# GIVEN ENTRIES
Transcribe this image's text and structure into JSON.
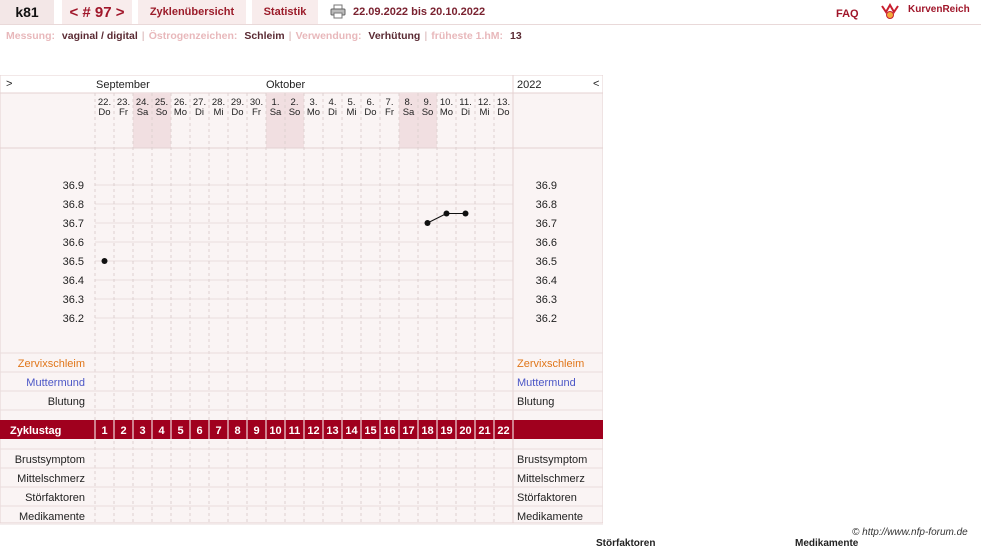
{
  "top": {
    "user": "k81",
    "cycle_nav": "< # 97 >",
    "cycle_overview": "Zyklenübersicht",
    "statistics": "Statistik",
    "date_range": "22.09.2022 bis 20.10.2022",
    "faq": "FAQ",
    "logo_text": "KurvenReich"
  },
  "meta": [
    {
      "label": "Messung:",
      "value": "vaginal / digital"
    },
    {
      "label": "Östrogenzeichen:",
      "value": "Schleim"
    },
    {
      "label": "Verwendung:",
      "value": "Verhütung"
    },
    {
      "label": "früheste 1.hM:",
      "value": "13"
    }
  ],
  "chart_header": {
    "nav_prev": ">",
    "nav_next": "<",
    "month1": "September",
    "month2": "Oktober",
    "year": "2022"
  },
  "days": [
    {
      "date": "22.",
      "weekday": "Do",
      "weekend": false
    },
    {
      "date": "23.",
      "weekday": "Fr",
      "weekend": false
    },
    {
      "date": "24.",
      "weekday": "Sa",
      "weekend": true
    },
    {
      "date": "25.",
      "weekday": "So",
      "weekend": true
    },
    {
      "date": "26.",
      "weekday": "Mo",
      "weekend": false
    },
    {
      "date": "27.",
      "weekday": "Di",
      "weekend": false
    },
    {
      "date": "28.",
      "weekday": "Mi",
      "weekend": false
    },
    {
      "date": "29.",
      "weekday": "Do",
      "weekend": false
    },
    {
      "date": "30.",
      "weekday": "Fr",
      "weekend": false
    },
    {
      "date": "1.",
      "weekday": "Sa",
      "weekend": true
    },
    {
      "date": "2.",
      "weekday": "So",
      "weekend": true
    },
    {
      "date": "3.",
      "weekday": "Mo",
      "weekend": false
    },
    {
      "date": "4.",
      "weekday": "Di",
      "weekend": false
    },
    {
      "date": "5.",
      "weekday": "Mi",
      "weekend": false
    },
    {
      "date": "6.",
      "weekday": "Do",
      "weekend": false
    },
    {
      "date": "7.",
      "weekday": "Fr",
      "weekend": false
    },
    {
      "date": "8.",
      "weekday": "Sa",
      "weekend": true
    },
    {
      "date": "9.",
      "weekday": "So",
      "weekend": true
    },
    {
      "date": "10.",
      "weekday": "Mo",
      "weekend": false
    },
    {
      "date": "11.",
      "weekday": "Di",
      "weekend": false
    },
    {
      "date": "12.",
      "weekday": "Mi",
      "weekend": false
    },
    {
      "date": "13.",
      "weekday": "Do",
      "weekend": false
    }
  ],
  "temp_ticks": [
    "36.9",
    "36.8",
    "36.7",
    "36.6",
    "36.5",
    "36.4",
    "36.3",
    "36.2"
  ],
  "temperatures": [
    {
      "cycle_day": 1,
      "temp": 36.5
    },
    {
      "cycle_day": 18,
      "temp": 36.7
    },
    {
      "cycle_day": 19,
      "temp": 36.75
    },
    {
      "cycle_day": 20,
      "temp": 36.75
    }
  ],
  "rows_upper": [
    {
      "label": "Zervixschleim",
      "color": "#e0761a"
    },
    {
      "label": "Muttermund",
      "color": "#4b56c6"
    },
    {
      "label": "Blutung",
      "color": "#222222"
    }
  ],
  "zyklustag_label": "Zyklustag",
  "cycle_days": [
    "1",
    "2",
    "3",
    "4",
    "5",
    "6",
    "7",
    "8",
    "9",
    "10",
    "11",
    "12",
    "13",
    "14",
    "15",
    "16",
    "17",
    "18",
    "19",
    "20",
    "21",
    "22"
  ],
  "rows_lower": [
    "Brustsymptom",
    "Mittelschmerz",
    "Störfaktoren",
    "Medikamente"
  ],
  "footer": {
    "copyright": "© http://www.nfp-forum.de",
    "cut1": "Störfaktoren",
    "cut2": "Medikamente"
  },
  "colors": {
    "accent": "#a0162a",
    "bar": "#a0001e",
    "panel_bg": "#faf4f4",
    "weekend_bg": "#f1dfe1"
  }
}
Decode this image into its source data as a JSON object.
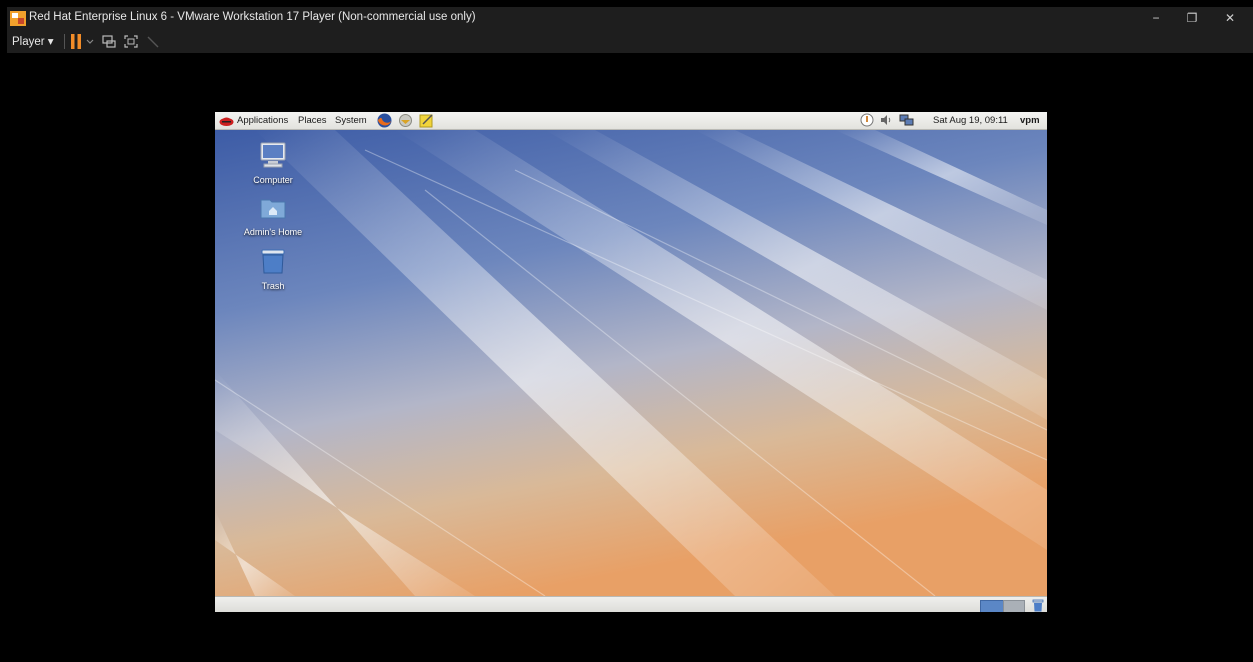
{
  "window": {
    "title": "Red Hat Enterprise Linux 6 - VMware Workstation 17 Player (Non-commercial use only)",
    "controls": {
      "minimize": "−",
      "restore": "❐",
      "close": "✕"
    }
  },
  "toolbar": {
    "player_label": "Player ▾",
    "icons": [
      "pause-icon",
      "dropdown-icon",
      "send-ctrl-alt-del-icon",
      "fullscreen-icon",
      "unity-icon"
    ]
  },
  "guest": {
    "top_panel": {
      "menus": [
        "Applications",
        "Places",
        "System"
      ],
      "clock": "Sat Aug 19, 09:11",
      "user": "vpm"
    },
    "desktop_icons": [
      {
        "label": "Computer",
        "icon": "computer-icon"
      },
      {
        "label": "Admin's Home",
        "icon": "home-folder-icon"
      },
      {
        "label": "Trash",
        "icon": "trash-icon"
      }
    ]
  },
  "colors": {
    "chrome": "#1e1e1e",
    "pause": "#f28c28",
    "wallpaper_top": "#3f5ea6",
    "wallpaper_bottom": "#e6a36c"
  }
}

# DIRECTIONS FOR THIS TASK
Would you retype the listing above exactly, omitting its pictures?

# ANSWER SPACE
Transcribe this image's text and structure into JSON.
{
  "top": {
    "user": "k81",
    "cycle_nav": "< # 97 >",
    "cycle_overview": "Zyklenübersicht",
    "statistics": "Statistik",
    "date_range": "22.09.2022 bis 20.10.2022",
    "faq": "FAQ",
    "logo_text": "KurvenReich"
  },
  "meta": [
    {
      "label": "Messung:",
      "value": "vaginal / digital"
    },
    {
      "label": "Östrogenzeichen:",
      "value": "Schleim"
    },
    {
      "label": "Verwendung:",
      "value": "Verhütung"
    },
    {
      "label": "früheste 1.hM:",
      "value": "13"
    }
  ],
  "chart_header": {
    "nav_prev": ">",
    "nav_next": "<",
    "month1": "September",
    "month2": "Oktober",
    "year": "2022"
  },
  "days": [
    {
      "date": "22.",
      "weekday": "Do",
      "weekend": false
    },
    {
      "date": "23.",
      "weekday": "Fr",
      "weekend": false
    },
    {
      "date": "24.",
      "weekday": "Sa",
      "weekend": true
    },
    {
      "date": "25.",
      "weekday": "So",
      "weekend": true
    },
    {
      "date": "26.",
      "weekday": "Mo",
      "weekend": false
    },
    {
      "date": "27.",
      "weekday": "Di",
      "weekend": false
    },
    {
      "date": "28.",
      "weekday": "Mi",
      "weekend": false
    },
    {
      "date": "29.",
      "weekday": "Do",
      "weekend": false
    },
    {
      "date": "30.",
      "weekday": "Fr",
      "weekend": false
    },
    {
      "date": "1.",
      "weekday": "Sa",
      "weekend": true
    },
    {
      "date": "2.",
      "weekday": "So",
      "weekend": true
    },
    {
      "date": "3.",
      "weekday": "Mo",
      "weekend": false
    },
    {
      "date": "4.",
      "weekday": "Di",
      "weekend": false
    },
    {
      "date": "5.",
      "weekday": "Mi",
      "weekend": false
    },
    {
      "date": "6.",
      "weekday": "Do",
      "weekend": false
    },
    {
      "date": "7.",
      "weekday": "Fr",
      "weekend": false
    },
    {
      "date": "8.",
      "weekday": "Sa",
      "weekend": true
    },
    {
      "date": "9.",
      "weekday": "So",
      "weekend": true
    },
    {
      "date": "10.",
      "weekday": "Mo",
      "weekend": false
    },
    {
      "date": "11.",
      "weekday": "Di",
      "weekend": false
    },
    {
      "date": "12.",
      "weekday": "Mi",
      "weekend": false
    },
    {
      "date": "13.",
      "weekday": "Do",
      "weekend": false
    }
  ],
  "temp_ticks": [
    "36.9",
    "36.8",
    "36.7",
    "36.6",
    "36.5",
    "36.4",
    "36.3",
    "36.2"
  ],
  "temperatures": [
    {
      "cycle_day": 1,
      "temp": 36.5
    },
    {
      "cycle_day": 18,
      "temp": 36.7
    },
    {
      "cycle_day": 19,
      "temp": 36.75
    },
    {
      "cycle_day": 20,
      "temp": 36.75
    }
  ],
  "rows_upper": [
    {
      "label": "Zervixschleim",
      "color": "#e0761a"
    },
    {
      "label": "Muttermund",
      "color": "#4b56c6"
    },
    {
      "label": "Blutung",
      "color": "#222222"
    }
  ],
  "zyklustag_label": "Zyklustag",
  "cycle_days": [
    "1",
    "2",
    "3",
    "4",
    "5",
    "6",
    "7",
    "8",
    "9",
    "10",
    "11",
    "12",
    "13",
    "14",
    "15",
    "16",
    "17",
    "18",
    "19",
    "20",
    "21",
    "22"
  ],
  "rows_lower": [
    "Brustsymptom",
    "Mittelschmerz",
    "Störfaktoren",
    "Medikamente"
  ],
  "footer": {
    "copyright": "© http://www.nfp-forum.de",
    "cut1": "Störfaktoren",
    "cut2": "Medikamente"
  },
  "colors": {
    "accent": "#a0162a",
    "bar": "#a0001e",
    "panel_bg": "#faf4f4",
    "weekend_bg": "#f1dfe1"
  }
}
Decode this image into its source data as a JSON object.
{
  "window": {
    "title": "Red Hat Enterprise Linux 6 - VMware Workstation 17 Player (Non-commercial use only)",
    "controls": {
      "minimize": "−",
      "restore": "❐",
      "close": "✕"
    }
  },
  "toolbar": {
    "player_label": "Player ▾",
    "icons": [
      "pause-icon",
      "dropdown-icon",
      "send-ctrl-alt-del-icon",
      "fullscreen-icon",
      "unity-icon"
    ]
  },
  "guest": {
    "top_panel": {
      "menus": [
        "Applications",
        "Places",
        "System"
      ],
      "clock": "Sat Aug 19, 09:11",
      "user": "vpm"
    },
    "desktop_icons": [
      {
        "label": "Computer",
        "icon": "computer-icon"
      },
      {
        "label": "Admin's Home",
        "icon": "home-folder-icon"
      },
      {
        "label": "Trash",
        "icon": "trash-icon"
      }
    ]
  },
  "colors": {
    "chrome": "#1e1e1e",
    "pause": "#f28c28",
    "wallpaper_top": "#3f5ea6",
    "wallpaper_bottom": "#e6a36c"
  }
}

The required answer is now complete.